"The determination by the U.S. Fish and Wildlife Service (FWS) today that listing the greater sage-grouse under the Endangered Species Act (ESA) is warranted, but precluded for now, confirms that some of America's most treasured landscapes and game species are in trouble. It is a wake-up call for landowners, industry, and conservationists to work together to reverse the decline of the bird and the land it inhabits. Greater sage-grouse currently occur in only 11 western states: California, Colorado, Idaho, Montana, Nevada, North Dakota, Oregon, South Dakota, Utah, Washington and Wyoming
"An endangered species listing is no one's first choice as a tool to fix broken landscapes," said Ted Toombs, Rocky Mountain Regional Director of the Center for Conservation Incentives at Environmental Defense Fund (EDF) and a member of several state technical committees for the Natural Resources Conservation Service (NRCS). "It is really a last resort option to keep species from going extinct."
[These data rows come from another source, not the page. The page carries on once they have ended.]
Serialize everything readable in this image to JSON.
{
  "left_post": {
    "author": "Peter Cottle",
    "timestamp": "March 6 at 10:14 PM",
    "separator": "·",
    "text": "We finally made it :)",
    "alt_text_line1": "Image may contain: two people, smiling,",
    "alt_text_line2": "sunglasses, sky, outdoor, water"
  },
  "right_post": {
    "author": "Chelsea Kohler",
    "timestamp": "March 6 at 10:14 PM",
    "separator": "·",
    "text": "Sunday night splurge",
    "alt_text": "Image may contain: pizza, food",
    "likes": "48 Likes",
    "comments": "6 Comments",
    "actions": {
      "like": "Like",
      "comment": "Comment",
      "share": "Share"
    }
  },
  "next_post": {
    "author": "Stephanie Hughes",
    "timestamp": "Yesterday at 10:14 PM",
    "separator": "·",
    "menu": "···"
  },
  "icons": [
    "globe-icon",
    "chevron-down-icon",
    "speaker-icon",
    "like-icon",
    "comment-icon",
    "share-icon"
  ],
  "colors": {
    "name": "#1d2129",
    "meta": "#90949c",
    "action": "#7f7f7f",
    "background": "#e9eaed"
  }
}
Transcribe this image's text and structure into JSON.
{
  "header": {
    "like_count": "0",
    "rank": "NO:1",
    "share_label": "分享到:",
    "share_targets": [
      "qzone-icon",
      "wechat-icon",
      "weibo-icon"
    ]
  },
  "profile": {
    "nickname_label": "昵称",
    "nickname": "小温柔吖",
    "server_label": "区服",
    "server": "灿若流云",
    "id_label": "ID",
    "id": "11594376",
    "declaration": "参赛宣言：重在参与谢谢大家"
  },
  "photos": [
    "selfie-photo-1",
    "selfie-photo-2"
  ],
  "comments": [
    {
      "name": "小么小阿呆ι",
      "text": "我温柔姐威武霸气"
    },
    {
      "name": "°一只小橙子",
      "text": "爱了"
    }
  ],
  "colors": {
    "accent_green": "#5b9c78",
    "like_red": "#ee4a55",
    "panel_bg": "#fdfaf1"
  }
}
"The first, best option to protect species is for conservationists, farmers, ranchers, energy companies, the recreation industry, and other stakeholders to work together on habitat conservation and restoration, so that an endangered species listing can be avoided," Toombs added. "Many western industries -- including tourism, hunting and livestock -- depend on the same thing as this iconic bird: healthy, productive, open lands."
According to FWS, while the bird's decline warrants listing, it must be delayed due to the backlog of other species that are already candidates for ESA listing. Whazzat again? This statement seems to imply that the USFWS is unable to fulfill their mandate to protect our fish and wildlife resources.
The press release goes on to quote representatives of the oil and gas, windfarm and ranching industries promising that they will improve their operations to have less impact on sage grouse habitat. Further, any landowner who engages in a Candidate Conservation Agreement with Assurances (CCAA). CCAAs protect landowners who voluntarily adopt habitat restoration measures from future land use regulations in the case that this game bird is granted endangered status, with the goal of avoiding endangered species listing. However, if the species is listed in the future, the landowner is absolved of any obligations beyond the CCAA. Last month, FWS negotiated the first CCAA to protect the greater sage-grouse in the nation with landowners in southwest Idaho and the Idaho Department of Fish and Game. FWS is negotiating similar pacts elsewhere in Idaho, Wyoming and other western states inhabited by ESA candidate species. I am uncertain, given zero history on this program (in regards to sage grouse) whether this is a silver bullet or a trap door.
I guess we will have to wait and see if politics, public lands resource management, and voluntary programs by rancher and extractive users will save the greater sage grouse. Hasn't happened yet.